  41. At high concentrations the biological system may.......(kinetics
    become saturated and change from firstorder to zero order
  42. K(el): elimination rate constant
    amount or concentration changes by fraction per unit of time
  43. Dose response relationships
    • Therapeutic index(TI)
    • ED50
    • TD50
    • LD50
  44. Therapeutic Index (TI)
    • safe operation window
    • area where you expect drugs to work
  45. ED50
    • effective dose that produces response in 50% of people
    • animal or human
  46. TD50
    • Toxic dose expect to see in 50% of population

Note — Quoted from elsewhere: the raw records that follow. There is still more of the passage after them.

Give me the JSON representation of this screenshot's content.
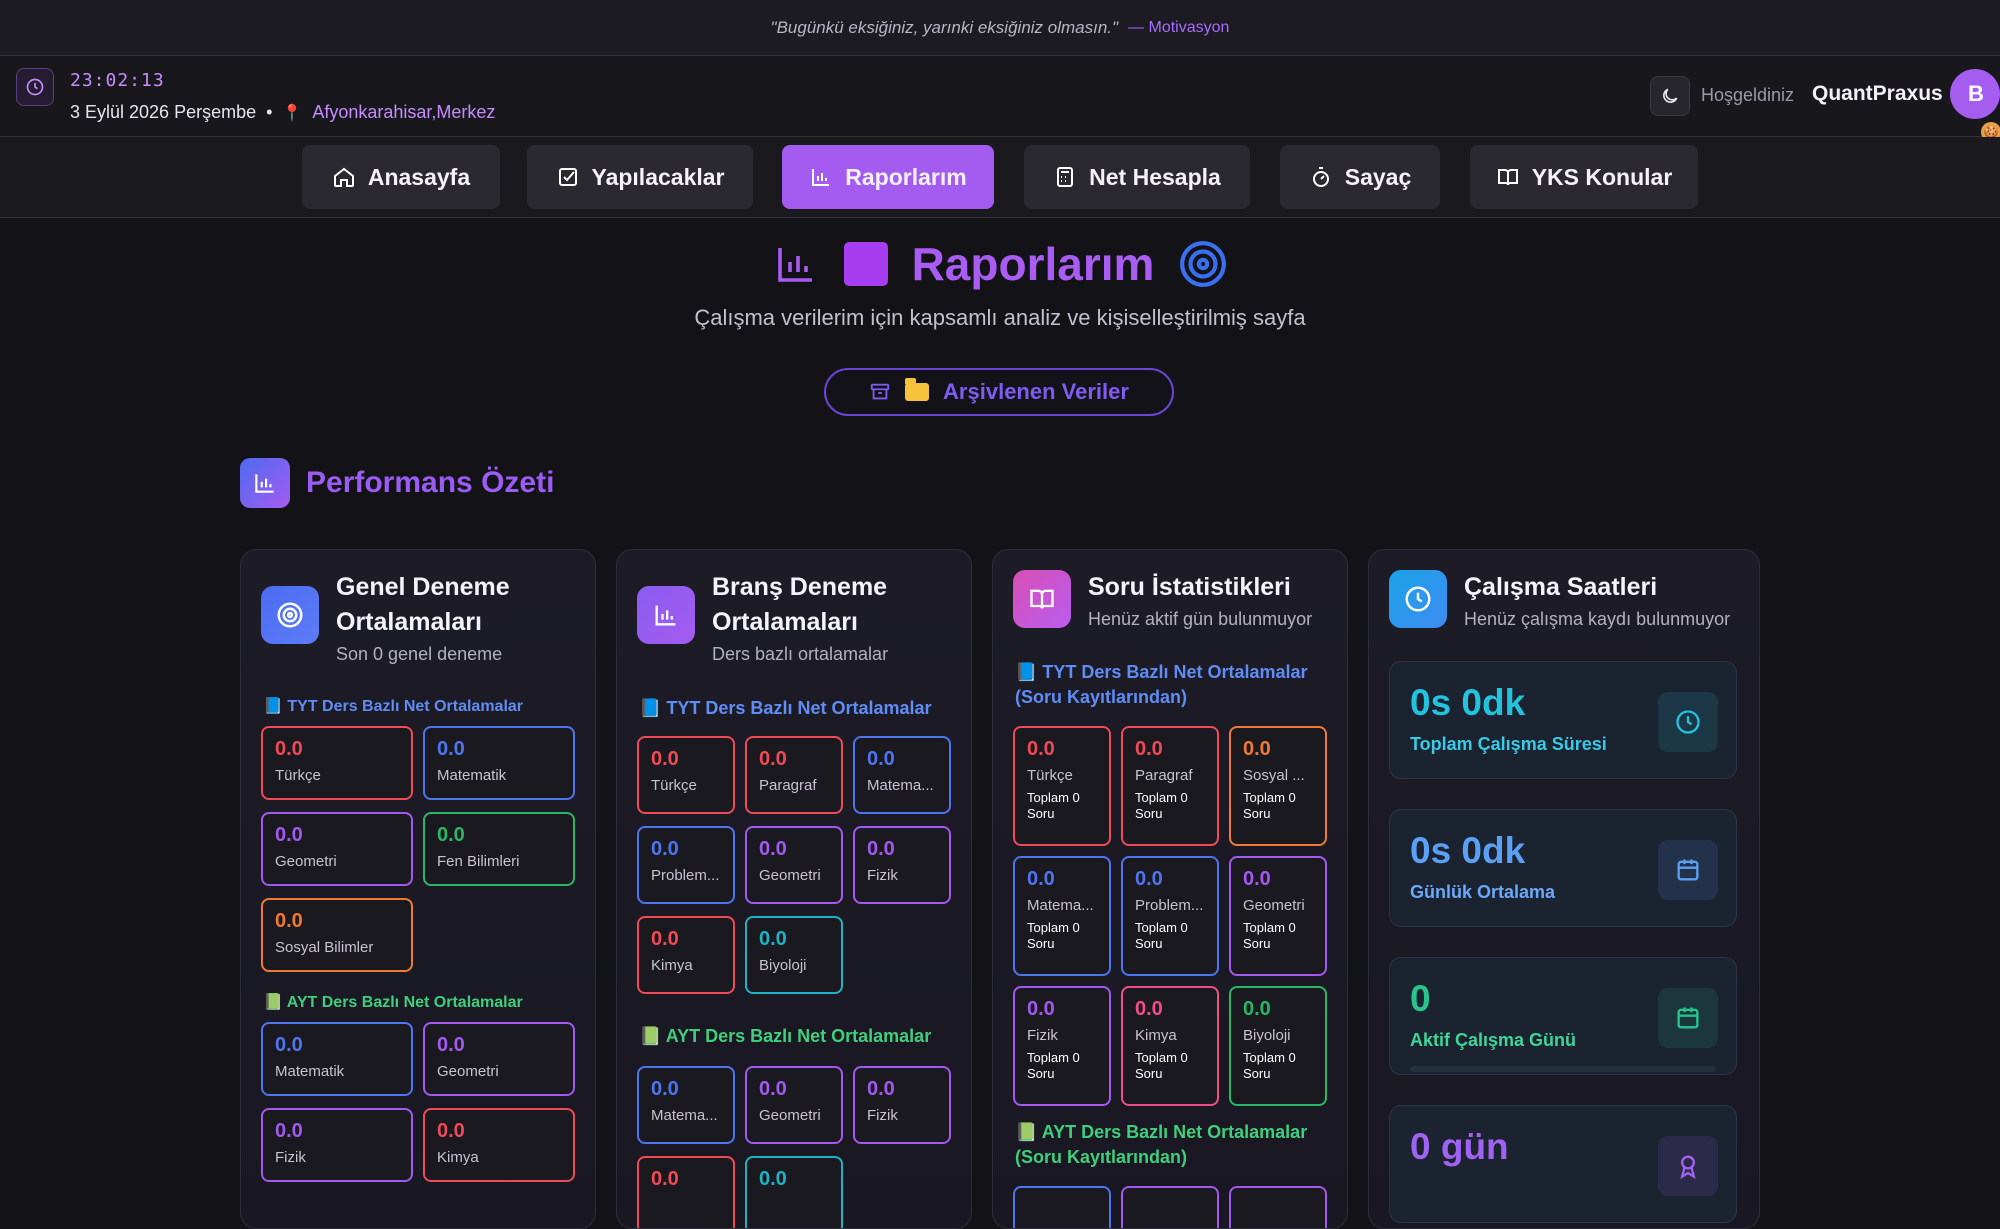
{
  "quote": {
    "text": "\"Bugünkü eksiğiniz, yarınki eksiğiniz olmasın.\"",
    "author": "— Motivasyon"
  },
  "header": {
    "time": "23:02:13",
    "date": "3 Eylül 2026 Perşembe",
    "separator": "•",
    "location": "Afyonkarahisar,Merkez",
    "welcome": "Hoşgeldiniz",
    "username": "QuantPraxus",
    "avatar_letter": "B"
  },
  "nav": [
    {
      "label": "Anasayfa",
      "icon": "home-icon"
    },
    {
      "label": "Yapılacaklar",
      "icon": "checkbox-icon"
    },
    {
      "label": "Raporlarım",
      "icon": "bar-chart-icon",
      "active": true
    },
    {
      "label": "Net Hesapla",
      "icon": "calculator-icon"
    },
    {
      "label": "Sayaç",
      "icon": "stopwatch-icon"
    },
    {
      "label": "YKS Konular",
      "icon": "book-icon"
    }
  ],
  "page": {
    "title": "Raporlarım",
    "subtitle": "Çalışma verilerim için kapsamlı analiz ve kişiselleştirilmiş sayfa",
    "archive_label": "Arşivlenen Veriler",
    "section_title": "Performans Özeti"
  },
  "colors": {
    "red": "#ef4a55",
    "blue": "#4f74f0",
    "purple": "#a358ef",
    "green": "#28b865",
    "orange": "#f07a33",
    "cyan": "#1fb2c4",
    "pink": "#f04f86"
  },
  "cards": {
    "general": {
      "title_line1": "Genel Deneme",
      "title_line2": "Ortalamaları",
      "subtitle": "Son 0 genel deneme",
      "tyt_heading": "📘 TYT Ders Bazlı Net Ortalamalar",
      "tyt": [
        {
          "value": "0.0",
          "label": "Türkçe",
          "color": "red"
        },
        {
          "value": "0.0",
          "label": "Matematik",
          "color": "blue"
        },
        {
          "value": "0.0",
          "label": "Geometri",
          "color": "purple"
        },
        {
          "value": "0.0",
          "label": "Fen Bilimleri",
          "color": "green"
        },
        {
          "value": "0.0",
          "label": "Sosyal Bilimler",
          "color": "orange"
        }
      ],
      "ayt_heading": "📗 AYT Ders Bazlı Net Ortalamalar",
      "ayt": [
        {
          "value": "0.0",
          "label": "Matematik",
          "color": "blue"
        },
        {
          "value": "0.0",
          "label": "Geometri",
          "color": "purple"
        },
        {
          "value": "0.0",
          "label": "Fizik",
          "color": "purple"
        },
        {
          "value": "0.0",
          "label": "Kimya",
          "color": "red"
        }
      ]
    },
    "branch": {
      "title_line1": "Branş Deneme",
      "title_line2": "Ortalamaları",
      "subtitle": "Ders bazlı ortalamalar",
      "tyt_heading": "📘 TYT Ders Bazlı Net Ortalamalar",
      "tyt": [
        {
          "value": "0.0",
          "label": "Türkçe",
          "color": "red"
        },
        {
          "value": "0.0",
          "label": "Paragraf",
          "color": "red"
        },
        {
          "value": "0.0",
          "label": "Matema...",
          "color": "blue"
        },
        {
          "value": "0.0",
          "label": "Problem...",
          "color": "blue"
        },
        {
          "value": "0.0",
          "label": "Geometri",
          "color": "purple"
        },
        {
          "value": "0.0",
          "label": "Fizik",
          "color": "purple"
        },
        {
          "value": "0.0",
          "label": "Kimya",
          "color": "red"
        },
        {
          "value": "0.0",
          "label": "Biyoloji",
          "color": "cyan"
        }
      ],
      "ayt_heading": "📗 AYT Ders Bazlı Net Ortalamalar",
      "ayt": [
        {
          "value": "0.0",
          "label": "Matema...",
          "color": "blue"
        },
        {
          "value": "0.0",
          "label": "Geometri",
          "color": "purple"
        },
        {
          "value": "0.0",
          "label": "Fizik",
          "color": "purple"
        },
        {
          "value": "0.0",
          "label": "",
          "color": "red"
        },
        {
          "value": "0.0",
          "label": "",
          "color": "cyan"
        }
      ]
    },
    "questions": {
      "title": "Soru İstatistikleri",
      "subtitle": "Henüz aktif gün bulunmuyor",
      "tyt_heading_line1": "📘 TYT Ders Bazlı Net Ortalamalar",
      "tyt_heading_line2": "(Soru Kayıtlarından)",
      "total_line1": "Toplam 0",
      "total_line2": "Soru",
      "tyt": [
        {
          "value": "0.0",
          "label": "Türkçe",
          "color": "red"
        },
        {
          "value": "0.0",
          "label": "Paragraf",
          "color": "red"
        },
        {
          "value": "0.0",
          "label": "Sosyal ...",
          "color": "orange"
        },
        {
          "value": "0.0",
          "label": "Matema...",
          "color": "blue"
        },
        {
          "value": "0.0",
          "label": "Problem...",
          "color": "blue"
        },
        {
          "value": "0.0",
          "label": "Geometri",
          "color": "purple"
        },
        {
          "value": "0.0",
          "label": "Fizik",
          "color": "purple"
        },
        {
          "value": "0.0",
          "label": "Kimya",
          "color": "pink"
        },
        {
          "value": "0.0",
          "label": "Biyoloji",
          "color": "green"
        }
      ],
      "ayt_heading_line1": "📗 AYT Ders Bazlı Net Ortalamalar",
      "ayt_heading_line2": "(Soru Kayıtlarından)"
    },
    "work": {
      "title": "Çalışma Saatleri",
      "subtitle": "Henüz çalışma kaydı bulunmuyor",
      "stats": [
        {
          "value": "0s 0dk",
          "label": "Toplam Çalışma Süresi",
          "color": "#22c3dd",
          "icon": "clock-icon"
        },
        {
          "value": "0s 0dk",
          "label": "Günlük Ortalama",
          "color": "#5aa0f5",
          "icon": "calendar-icon"
        },
        {
          "value": "0",
          "label": "Aktif Çalışma Günü",
          "color": "#27c48e",
          "icon": "calendar-icon"
        },
        {
          "value": "0 gün",
          "label": "",
          "color": "#a062f0",
          "icon": "award-icon"
        }
      ]
    }
  }
}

    • animal or human
  47. LD50
    lethal dose observed in 50% of ANIMALS!
  48. NOAEL
    no observed adverse effect level
  49. dose response vs. toxicity
    • as dose increases
    • noael-->TI-->Toxicity-->death
    • 0-250-->250-500-->500-2500-->2500 and above
  50. below the region of homeostasis
  51. above the region of homeostasis
    • toxicity
    • and threshold for adverse effects
    • eventually death
  52. molecular mechanism
    we identify the specifec target molecule which is attacked by toxin
  53. Nonspecific toxin
    eats up whatever it sees
  54. Specific toxin
    • attack a specific target
    • inital attack leads to cascade of events that will lead eventually to toxicity
  55. Two types of toxicities
    • linked to target molecule that is damaged: vapor attack retina of eye, causes blindness, immediate toxicity
    • a sequence of complexities: compound destroys pancrease, no immediate toxicity but diabetes eventually creates toxicity
  56. Symptom of toxicity may....(two things)
    • relate directly to the interaction between the toxicant and its specific target molecule
    • may be comlicated by secondary effects
  57. the precise molecular site of action of many compounds has been identified while....
    for the majority of toxicants, site(s) remain(s) unknown
  58. toxicity caused by drugs/chemicals may....
    result through a chain of events which begins with an action at a very specific target
  59. Target molecules of carcinogens
    • proteins
    • lipids
    • nucleic acids (RNA, DNA)
  60. Specific proteins that are target of toxins
    • enzymes
    • mitochondrial respiratory chain
    • receptors/ion channels
    • transport proteins
  61. organophosphates
    replace acetylcholine to cause toxicity
  62. Process of organophosphate toxicity
    • acetylcholenesterase acts on organophosphates like it is acetylcholine
    • acetylcholenesterase ends up with phosphate group at end and the enzyme cant recover easily from this toxic effect
  63. What happens to acetylcholenesterase in the presence of water?
    Is is recovered and makes free acetate, after it destroys acetylcholine
Card Set
Toxicology Test 1
Toxicology UMKC Test 1